“A road needs to be built and completed by a certain date,” Snell said. “Water, sewer and electricity needs to be brought in by a certain date. That’s very expensive and something school districts really can’t afford to do, or you have to plan well in advance for it. It’s a great partnership with the Santa Rita neighborhood to build the road and put in the utilities.”
The campus is set to have a student capacity of 900 and has a budget of $50.5 million. It is planned to open in 2021.
“They have begun moving dirt out there in a very significant way and what you’d see out there right now is a lot of heavy equipment working quickly,” Sledge said. “They are able to order materials and haven’t seen any negativity on that so far. They ordered building steel for example, and it seems like that is going to be delivered per normal.”
The two-building campus will be about 150,000 square feet, compared to the 105,000 square feet in the new Santa Rita Elementary.
The east side of the main building of the new middle school is where two gyms, coaching and locker room facilities will be located. The location will allow access to the gyms after hours while easily closing off the remainder of the campus.

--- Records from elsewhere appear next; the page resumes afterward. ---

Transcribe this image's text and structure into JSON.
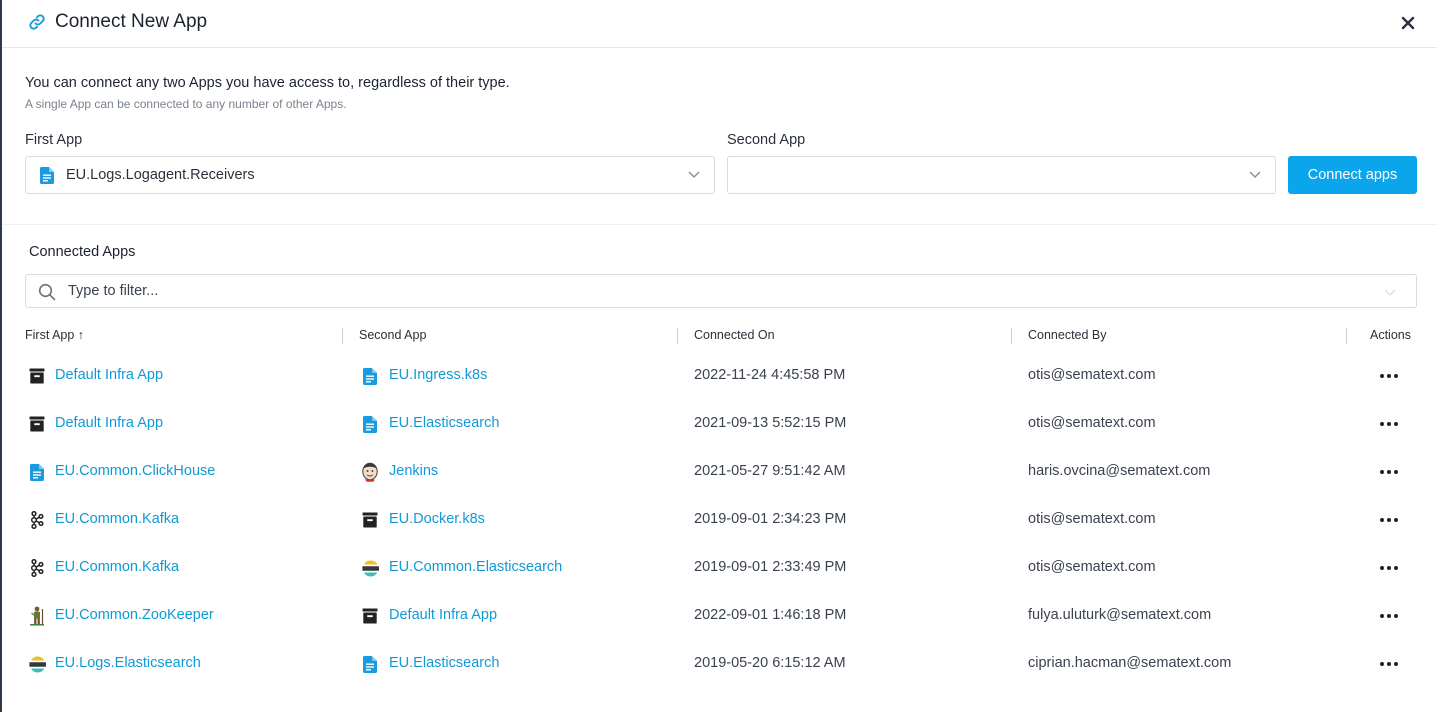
{
  "dialog": {
    "title": "Connect New App",
    "intro": "You can connect any two Apps you have access to, regardless of their type.",
    "intro_sub": "A single App can be connected to any number of other Apps."
  },
  "form": {
    "first_label": "First App",
    "first_value": "EU.Logs.Logagent.Receivers",
    "second_label": "Second App",
    "second_value": "",
    "connect_label": "Connect apps"
  },
  "connected": {
    "title": "Connected Apps",
    "filter_placeholder": "Type to filter...",
    "columns": [
      "First App ↑",
      "Second App",
      "Connected On",
      "Connected By",
      "Actions"
    ],
    "rows": [
      {
        "first": "Default Infra App",
        "first_icon": "infra-icon",
        "second": "EU.Ingress.k8s",
        "second_icon": "logs-doc-icon",
        "on": "2022-11-24 4:45:58 PM",
        "by": "otis@sematext.com"
      },
      {
        "first": "Default Infra App",
        "first_icon": "infra-icon",
        "second": "EU.Elasticsearch",
        "second_icon": "logs-doc-icon",
        "on": "2021-09-13 5:52:15 PM",
        "by": "otis@sematext.com"
      },
      {
        "first": "EU.Common.ClickHouse",
        "first_icon": "logs-doc-icon",
        "second": "Jenkins",
        "second_icon": "jenkins-icon",
        "on": "2021-05-27 9:51:42 AM",
        "by": "haris.ovcina@sematext.com"
      },
      {
        "first": "EU.Common.Kafka",
        "first_icon": "kafka-icon",
        "second": "EU.Docker.k8s",
        "second_icon": "infra-icon",
        "on": "2019-09-01 2:34:23 PM",
        "by": "otis@sematext.com"
      },
      {
        "first": "EU.Common.Kafka",
        "first_icon": "kafka-icon",
        "second": "EU.Common.Elasticsearch",
        "second_icon": "elasticsearch-icon",
        "on": "2019-09-01 2:33:49 PM",
        "by": "otis@sematext.com"
      },
      {
        "first": "EU.Common.ZooKeeper",
        "first_icon": "zookeeper-icon",
        "second": "Default Infra App",
        "second_icon": "infra-icon",
        "on": "2022-09-01 1:46:18 PM",
        "by": "fulya.uluturk@sematext.com"
      },
      {
        "first": "EU.Logs.Elasticsearch",
        "first_icon": "elasticsearch-icon",
        "second": "EU.Elasticsearch",
        "second_icon": "logs-doc-icon",
        "on": "2019-05-20 6:15:12 AM",
        "by": "ciprian.hacman@sematext.com"
      }
    ]
  },
  "colors": {
    "accent": "#0ba5ec",
    "link": "#0f9ad6",
    "icon_doc": "#1a9be0"
  }
}
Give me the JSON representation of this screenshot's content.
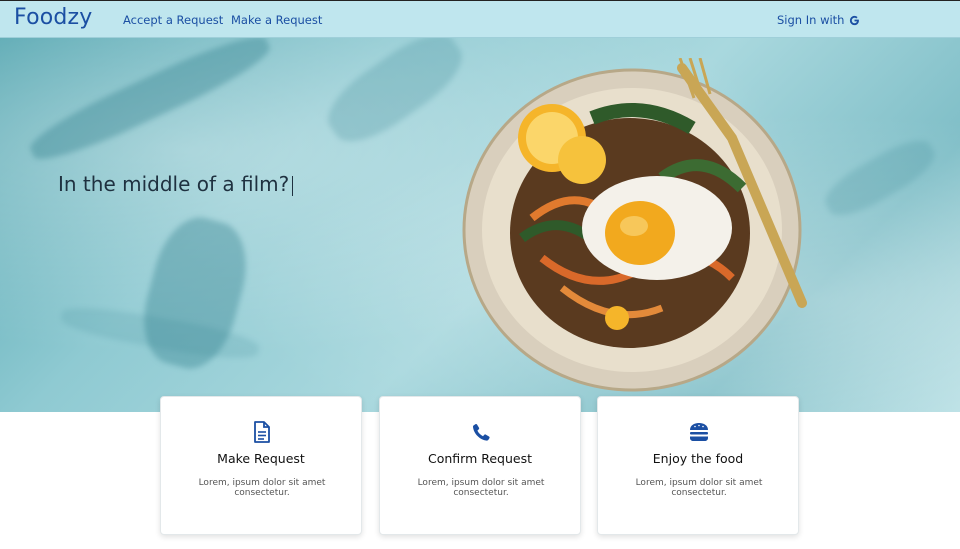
{
  "header": {
    "brand": "Foodzy",
    "nav": [
      {
        "label": "Accept a Request"
      },
      {
        "label": "Make a Request"
      }
    ],
    "signin_label": "Sign In with"
  },
  "hero": {
    "tagline": "In the middle of a film?"
  },
  "cards": [
    {
      "icon": "document-icon",
      "title": "Make Request",
      "text": "Lorem, ipsum dolor sit amet consectetur."
    },
    {
      "icon": "phone-icon",
      "title": "Confirm Request",
      "text": "Lorem, ipsum dolor sit amet consectetur."
    },
    {
      "icon": "burger-icon",
      "title": "Enjoy the food",
      "text": "Lorem, ipsum dolor sit amet consectetur."
    }
  ],
  "colors": {
    "navbar_bg": "#bfe6ee",
    "accent": "#1b4fa3"
  }
}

It also allows controlled access to locker room and coaching offices.
The remainder of the main building is for administrative offices, kitchen and lunch room, as well as theater, band, art and career and technology classrooms.
All other classrooms will be located in the two-story second building on the west end of the property. The library is at the center of the academic building.
The classroom building is designed to have sixth-grade students primarily separated from seventh and eighth graders in one side of the second floor.
For the higher grades, humanities is located on the first floor with science classes on the second with lab space, all wrapped around the library space.
While the campus is designed for 900 students, many of the core spaces – such as the library and cafeteria – are sized larger so additions can be made to the campus without having to expand those spaces.